JP: Digital printing costs have risen some in the past few years, but nothing extraordinary, in my purely anecdotal experience. There seems to be more printers vying for our business, promising reduced prices, but you have to be careful, as quality can vary widely. I’m not exaggerating when I say I’ve communicated with over two hundred printers in the past, trying to figure out who has the best machines and production staff. Regarding who should pay for what, the publisher should pay for printing and the usual marketing, but if the author wants to contribute toward the campaign with self-promotion, apart from the press, that’s great, every little bit counts. As for numbers, last June we read through over eight hundred submissions—a huge amount for us, tripling what we received the previous year. For eight years we didn’t charge for reading manuscripts, but this next year we’ll be introducing a ten-buck reading fee, for which submitters receive a BAP book. These fees will be used to print and ship the book, and the remaining money used to compensate our super smart, passionate readers, which we are incredibly lucky to have. We publish seven to twelve books a year, many culled from the opening reading period, and most of whom are emerging artists.
You let readers “pay what they want” for Noah Eli Gordon’s The Word Kingdom in the Word Kingdom. How did that promotion get inspired, and how did it work out?
SH: We haven’t had much luck with advertising, so we’ve had to move away from more traditional modes of promotion. Poetry isn’t as easy a sell as fiction, which led us to try out the pay-what-you-want model for poetry.
JP: We wanted to find out what people actually want to pay for a book of poems. If it’s a book by their favorite author, maybe they would pay $15-$20 for a paperback, plus shipping. If it’s a poet they’ve never heard of, we have a free PDF excerpt of the book they can download from the website. Maybe they like the poems from the sample and pay $10 for the book. Maybe they don’t have $10 to throw down, so they spend $5. Maybe they spend a penny and we lose a few bucks on that copy, but there it goes out into the world, sitting on someone’s coffee table. To me, that’s fine, I chalk it up as a marketing expense. If everyone paid a penny we’d lose a lot of money, sure, but not everyone is. Actually, we’re finding people pay along a wide spectrum. The average price being paid right now, with Noah Eli Gordon’s campaign, is about $13 a book, including shipping. Some people have paid $25 for the book, which is surprising and wonderful, and a great number have paid $18, which will be the cost once the promotion ends.

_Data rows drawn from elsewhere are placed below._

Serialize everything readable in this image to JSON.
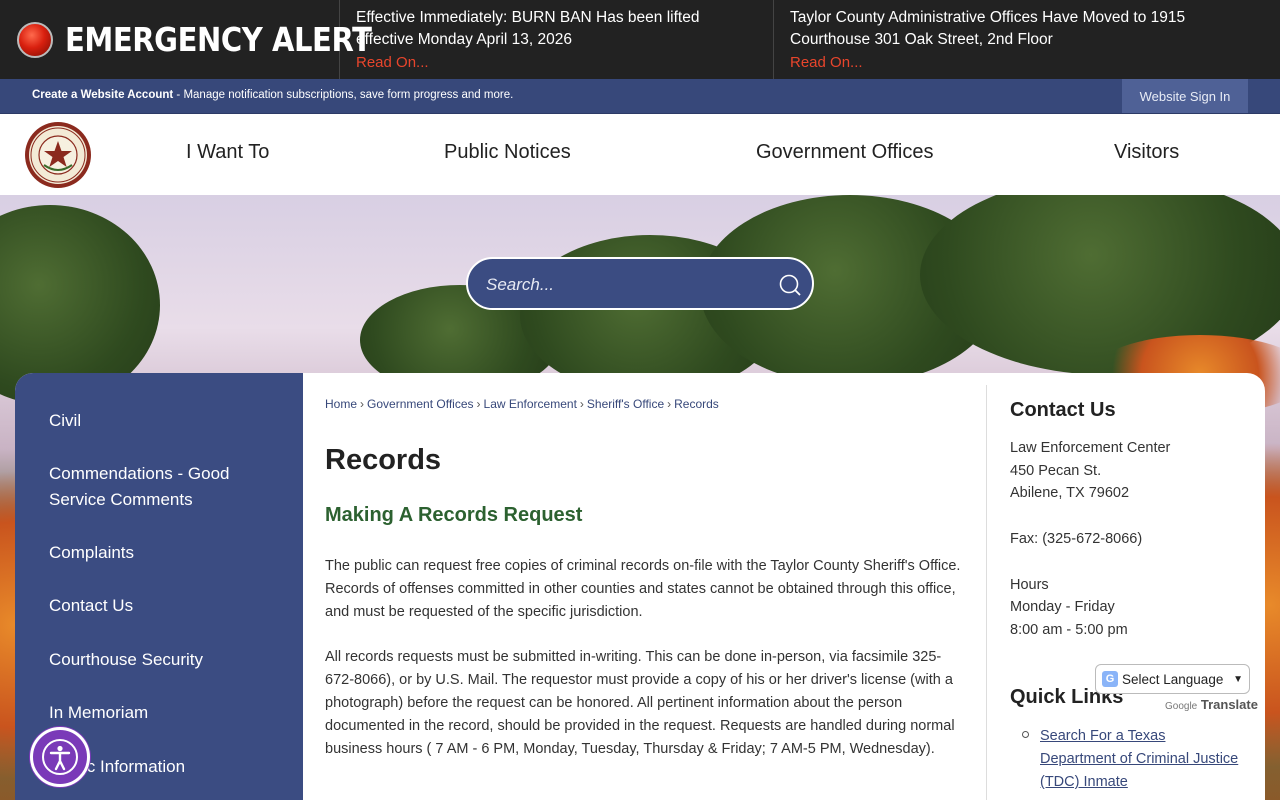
{
  "alert": {
    "label": "EMERGENCY ALERT",
    "items": [
      {
        "text": "Effective Immediately: BURN BAN Has been lifted effective Monday April 13, 2026",
        "link": "Read On..."
      },
      {
        "text": "Taylor County Administrative Offices Have Moved to 1915 Courthouse 301 Oak Street, 2nd Floor",
        "link": "Read On..."
      }
    ]
  },
  "account": {
    "create_label": "Create a Website Account",
    "description": " - Manage notification subscriptions, save form progress and more.",
    "signin_label": "Website Sign In"
  },
  "nav": {
    "items": [
      "I Want To",
      "Public Notices",
      "Government Offices",
      "Visitors"
    ]
  },
  "search": {
    "placeholder": "Search..."
  },
  "sidebar": {
    "items": [
      "Civil",
      "Commendations - Good Service Comments",
      "Complaints",
      "Contact Us",
      "Courthouse Security",
      "In Memoriam",
      "Public Information"
    ]
  },
  "breadcrumb": [
    "Home",
    "Government Offices",
    "Law Enforcement",
    "Sheriff's Office",
    "Records"
  ],
  "main": {
    "title": "Records",
    "subhead": "Making A Records Request",
    "paragraphs": [
      "The public can request free copies of criminal records on-file with the Taylor County Sheriff's Office. Records of offenses committed in other counties and states cannot be obtained through this office, and must be requested of the specific jurisdiction.",
      "All records requests must be submitted in-writing. This can be done in-person, via facsimile 325-672-8066), or by U.S. Mail. The requestor must provide a copy of his or her driver's license (with a photograph) before the request can be honored. All pertinent information about the person documented in the record, should be provided in the request. Requests are handled during normal business hours ( 7 AM - 6 PM, Monday, Tuesday, Thursday & Friday; 7 AM-5 PM, Wednesday)."
    ]
  },
  "contact": {
    "heading": "Contact Us",
    "lines": [
      "Law Enforcement Center",
      "450 Pecan St.",
      "Abilene, TX 79602"
    ],
    "fax": "Fax: (325-672-8066)",
    "hours_label": "Hours",
    "hours_days": "Monday - Friday",
    "hours_time": "8:00 am - 5:00 pm"
  },
  "quick_links": {
    "heading": "Quick Links",
    "items": [
      "Search For a Texas Department of Criminal Justice (TDC) Inmate"
    ]
  },
  "translate": {
    "select_label": "Select Language",
    "powered_by": "Google",
    "translate_word": "Translate"
  },
  "colors": {
    "brand_blue": "#3b4c82",
    "alert_red": "#e8452c",
    "subhead_green": "#2c6130"
  }
}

SH: We decided to try the campaign after realizing that our poetry sales were plateauing. It seemed that no matter how much money we put behind the books, we just weren’t seeing the sales to validate that kind of spending. So we had to make a change and take a risk. This type of campaign is not new to the marketing world, as we’ve seen the likes of Radiohead and Louis C.K. give the power to the consumer, and so we thought, Why not poetry? Joe took a quick survey of some people he knew, asking them how much they would be willing to spend on a book of poems. In the course of the survey it became clear that the price point varies. For each reader, you have to factor in the popularity of the poet, the type of reader (casual, academic, etc), and also the size of the book, among other things. It became clear that if we allowed people to pay what they thought was fair, that we might see more sales (a reader who would balk at $18 might be willing to spend $5). It’s a win-win; we reach more people and the reader can participate in the community and receive a great book without breaking the bank.